‘Loveland, Colorado, USA – September 23, 2012: The Mister revenue venue in Loveland, Colorado. . [+] created in Fort Collins in 1976, Mister Money is a string of shops which provides monetary solutions including check cashing,payday money, and even pawn services.’
The Consumer economic cover agency (CFPB) at this point proposes to rescind critical provisions of its 2017 payday loaning law. Excellent. The earlier rule threatens to starve a large number of hard working Americans away temporary debt stores .
New offer would essentially scrap the rigid power to repay part of the unique regulation. Which has had industry enthusiasts applauding (but calling for extra reforms) and markets authorities viewing yellow.
Sen. Elizabeth Warren (D-Mass.), for example, feels which latest suggestion “makes a mockery belonging to the CFPB’s legal goal of preserving clientele.” The truth, though, is that the initial rule’s approach to shielding users try incompatible with a cost-free environment . They denies the notion that people determine what would be ideal by themselves, and mandates that national bureaucrats decide what is perfect for group.
The very first payday-lending formula is the best embodiment about this command-and-control type of shoppers security. The regulation requires financial institutions to declare, under penalty of rule, that borrowers are able to repay their particular finance. That criteria shows two similar presumptions: (1) customers can’t set whenever loans are extremely costly, and (2) loan providers want to benefit from this example by providing to customers that can’t probably payback.
You will find troubles with making regulation considering these types of presumptions.
Firstly, nobody can possibly recognize indeed if a debtor is going to make great on his own obligations. In spite of how most financial guides Congress mandates, it’s impossible to legislate away possibility that a borrower might default on a loan. (And payday lending is an extremely dangerous business. Clients are apt to have particularly fickle revenues, so that the CFPB’s earliest regulation, by the agency’s personal entry, threatens to eliminate a .)

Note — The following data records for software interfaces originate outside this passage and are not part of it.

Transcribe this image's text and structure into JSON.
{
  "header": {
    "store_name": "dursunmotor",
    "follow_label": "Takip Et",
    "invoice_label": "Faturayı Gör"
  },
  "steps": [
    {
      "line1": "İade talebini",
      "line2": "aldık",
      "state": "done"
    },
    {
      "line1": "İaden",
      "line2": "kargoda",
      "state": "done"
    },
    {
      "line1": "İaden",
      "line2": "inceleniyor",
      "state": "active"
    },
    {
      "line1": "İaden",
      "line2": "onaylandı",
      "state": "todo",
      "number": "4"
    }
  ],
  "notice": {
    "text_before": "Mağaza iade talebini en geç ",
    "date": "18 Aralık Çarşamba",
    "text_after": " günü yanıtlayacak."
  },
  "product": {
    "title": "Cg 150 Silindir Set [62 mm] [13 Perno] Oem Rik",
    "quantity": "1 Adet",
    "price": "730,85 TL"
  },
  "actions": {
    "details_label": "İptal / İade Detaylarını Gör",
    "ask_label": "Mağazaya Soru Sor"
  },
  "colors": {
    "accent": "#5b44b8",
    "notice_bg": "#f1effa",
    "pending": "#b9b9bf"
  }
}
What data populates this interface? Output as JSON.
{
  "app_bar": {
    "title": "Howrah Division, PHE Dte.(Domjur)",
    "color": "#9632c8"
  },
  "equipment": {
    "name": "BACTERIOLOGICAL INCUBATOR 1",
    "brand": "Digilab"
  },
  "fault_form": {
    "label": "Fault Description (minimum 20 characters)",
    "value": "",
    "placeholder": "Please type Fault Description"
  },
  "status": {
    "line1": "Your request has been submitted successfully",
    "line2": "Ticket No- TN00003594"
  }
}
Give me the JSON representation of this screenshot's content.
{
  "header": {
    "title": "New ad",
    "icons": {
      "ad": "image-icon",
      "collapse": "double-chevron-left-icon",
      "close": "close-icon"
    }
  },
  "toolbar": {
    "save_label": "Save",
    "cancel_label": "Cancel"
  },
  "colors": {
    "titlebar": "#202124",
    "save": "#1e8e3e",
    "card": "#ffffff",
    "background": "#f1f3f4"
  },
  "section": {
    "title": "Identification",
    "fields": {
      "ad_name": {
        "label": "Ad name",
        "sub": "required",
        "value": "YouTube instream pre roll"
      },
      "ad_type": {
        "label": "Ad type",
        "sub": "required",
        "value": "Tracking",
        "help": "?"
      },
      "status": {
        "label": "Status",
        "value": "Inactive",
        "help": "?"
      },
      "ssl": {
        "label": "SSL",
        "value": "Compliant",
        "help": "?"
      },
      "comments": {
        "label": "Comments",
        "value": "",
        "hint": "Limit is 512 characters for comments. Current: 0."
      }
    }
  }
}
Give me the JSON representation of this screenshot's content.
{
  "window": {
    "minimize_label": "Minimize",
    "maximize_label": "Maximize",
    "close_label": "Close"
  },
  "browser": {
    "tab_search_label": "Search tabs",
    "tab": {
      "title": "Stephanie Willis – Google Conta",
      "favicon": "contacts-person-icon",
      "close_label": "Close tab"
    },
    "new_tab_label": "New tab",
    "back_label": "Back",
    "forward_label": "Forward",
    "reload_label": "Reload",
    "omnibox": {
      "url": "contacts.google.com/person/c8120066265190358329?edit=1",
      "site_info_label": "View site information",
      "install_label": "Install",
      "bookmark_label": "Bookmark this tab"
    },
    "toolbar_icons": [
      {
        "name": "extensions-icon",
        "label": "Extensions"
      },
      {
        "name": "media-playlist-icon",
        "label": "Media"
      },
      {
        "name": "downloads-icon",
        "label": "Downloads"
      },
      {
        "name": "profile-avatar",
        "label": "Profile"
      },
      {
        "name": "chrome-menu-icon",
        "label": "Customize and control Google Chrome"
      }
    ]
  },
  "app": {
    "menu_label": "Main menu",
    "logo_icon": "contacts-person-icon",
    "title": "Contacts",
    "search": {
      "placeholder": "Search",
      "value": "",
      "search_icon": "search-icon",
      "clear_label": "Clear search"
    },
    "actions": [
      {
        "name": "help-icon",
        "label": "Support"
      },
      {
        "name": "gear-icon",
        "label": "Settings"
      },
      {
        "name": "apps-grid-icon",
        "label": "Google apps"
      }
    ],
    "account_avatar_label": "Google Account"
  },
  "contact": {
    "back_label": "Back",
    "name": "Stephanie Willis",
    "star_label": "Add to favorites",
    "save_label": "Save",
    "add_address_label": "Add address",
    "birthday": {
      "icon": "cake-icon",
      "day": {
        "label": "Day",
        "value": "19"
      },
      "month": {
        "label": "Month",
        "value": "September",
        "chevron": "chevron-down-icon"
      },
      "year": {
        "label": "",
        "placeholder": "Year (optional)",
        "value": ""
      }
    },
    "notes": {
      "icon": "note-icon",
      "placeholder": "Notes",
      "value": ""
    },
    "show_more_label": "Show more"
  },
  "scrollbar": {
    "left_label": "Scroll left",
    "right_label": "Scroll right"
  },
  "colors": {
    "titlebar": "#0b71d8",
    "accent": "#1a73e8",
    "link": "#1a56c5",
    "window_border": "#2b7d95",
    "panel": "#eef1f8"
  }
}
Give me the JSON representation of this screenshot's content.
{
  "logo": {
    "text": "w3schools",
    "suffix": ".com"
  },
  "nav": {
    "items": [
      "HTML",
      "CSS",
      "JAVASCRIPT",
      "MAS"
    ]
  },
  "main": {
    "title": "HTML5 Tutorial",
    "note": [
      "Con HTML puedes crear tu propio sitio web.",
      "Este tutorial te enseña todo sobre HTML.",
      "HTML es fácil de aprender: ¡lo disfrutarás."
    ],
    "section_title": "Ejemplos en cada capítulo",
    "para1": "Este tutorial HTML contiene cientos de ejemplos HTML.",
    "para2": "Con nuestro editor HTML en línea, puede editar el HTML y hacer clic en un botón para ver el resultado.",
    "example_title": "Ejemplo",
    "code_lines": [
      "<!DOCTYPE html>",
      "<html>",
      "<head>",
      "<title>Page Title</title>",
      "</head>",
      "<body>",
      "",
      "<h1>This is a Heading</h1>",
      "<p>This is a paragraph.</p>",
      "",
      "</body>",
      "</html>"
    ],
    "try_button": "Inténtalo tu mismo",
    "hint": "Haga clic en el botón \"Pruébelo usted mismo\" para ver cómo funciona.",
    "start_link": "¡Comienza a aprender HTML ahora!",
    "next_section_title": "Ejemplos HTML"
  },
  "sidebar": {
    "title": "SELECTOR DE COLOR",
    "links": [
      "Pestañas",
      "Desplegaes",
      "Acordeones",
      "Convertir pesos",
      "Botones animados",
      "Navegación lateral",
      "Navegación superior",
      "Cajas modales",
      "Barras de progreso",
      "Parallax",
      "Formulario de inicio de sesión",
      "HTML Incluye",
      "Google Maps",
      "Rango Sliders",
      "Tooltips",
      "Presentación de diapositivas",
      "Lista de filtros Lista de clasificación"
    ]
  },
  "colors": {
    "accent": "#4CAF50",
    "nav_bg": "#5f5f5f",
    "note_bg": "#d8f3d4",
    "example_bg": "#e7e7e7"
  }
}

Also, it is an exceedingly bad lasting strategy for any loan provider to get people which can’t pay their unique liabilities. Some experts believe, perversely, it’s smart to possess subscribers who can’t pay out the company’s bills given that they carry on spending charges. Inevitably, however, a client often will pay or doesn’t. In which to stay company truly much better to enjoy having to pay users.
Regardless of whether a lender bases their company on attempting to sell bad debts to alternative party collectors, gradually those third party enthusiasts will find about. They will certainly often raise the company’s pricing or quit employing this sort of loan providers. It doesn’t matter what an individual slash it, no businesses really wants to depend upon insolvent clientele with no money.
Furthermore, the guideline are at likelihood aided by the basic concepts of a free of charge organization technique, exchanging voluntary substitution with people who regulators confer as appropriate. They substitutes several (unelected) individuals’ needs for everybody else’s needs.
These types of command-and-control guidelines goes roughshod over people’s self worth and self-esteem, receiving the a large number of damaging impact on the individuals who need specific services and products more. It presumes bureaucrats see people’s conditions greater than customers manage by themselves.
When the game tables comprise switched, along with normal payday buyer would be creating these market defense principles, they might probably enact guides that those now responsible won’t like greatly.
From sight of a standard payday customer, the likelihood is very costly to pay out 30 for virgin avocado petroleum, 8 for a container of mayonnaise, 225 for a shave package (with no razor), 45 for a pack of fancy online payday loans Nevada dramas, 18 for avocado toast , 730 for a couple of shoes, or 85 for a men’s hairdo.
There’s no ethical brilliance here. Your standard Washingtonian bureaucrat should certainly appreciate his 18 avocado toast in peace, in the same manner the normal pay day loan clients should certainly use the short term debt she requires whether or not it is 20 or 30 to need 100 .
The reality is that all guy makes the most suitable choice they may, based on their settings even if they thought each other’s choice as an undesirable economic alternatives.
At some future time, each is equally apt to determine that these people created terrible choices. Regardless, neither style of customer need able to create guidelines that counter (or dictate) just who can purchase these products or services.
The absolute best that policymakers can do is always to be sure that consumers have the ability to the content they should make their very own options. And research helps to keep gather that payday people – around partially with established condition and federal requirements – need that details. (For another analysis, notice Federal Reserve economist Greg Elliehausen’s services ).
Apart from the prospective ruin it will eventually cause, the data demonstrates that CFPB’s payday credit regulation was pointless. The easiest method to shield people is always to scrap entire payday-lending principle, relying alternatively on very clear and easy regulations that bolster the tip of guidelines .
I will be the movie director of the hub for information evaluation with the traditions basis. I also researching problem for economic industry and monetary coverage.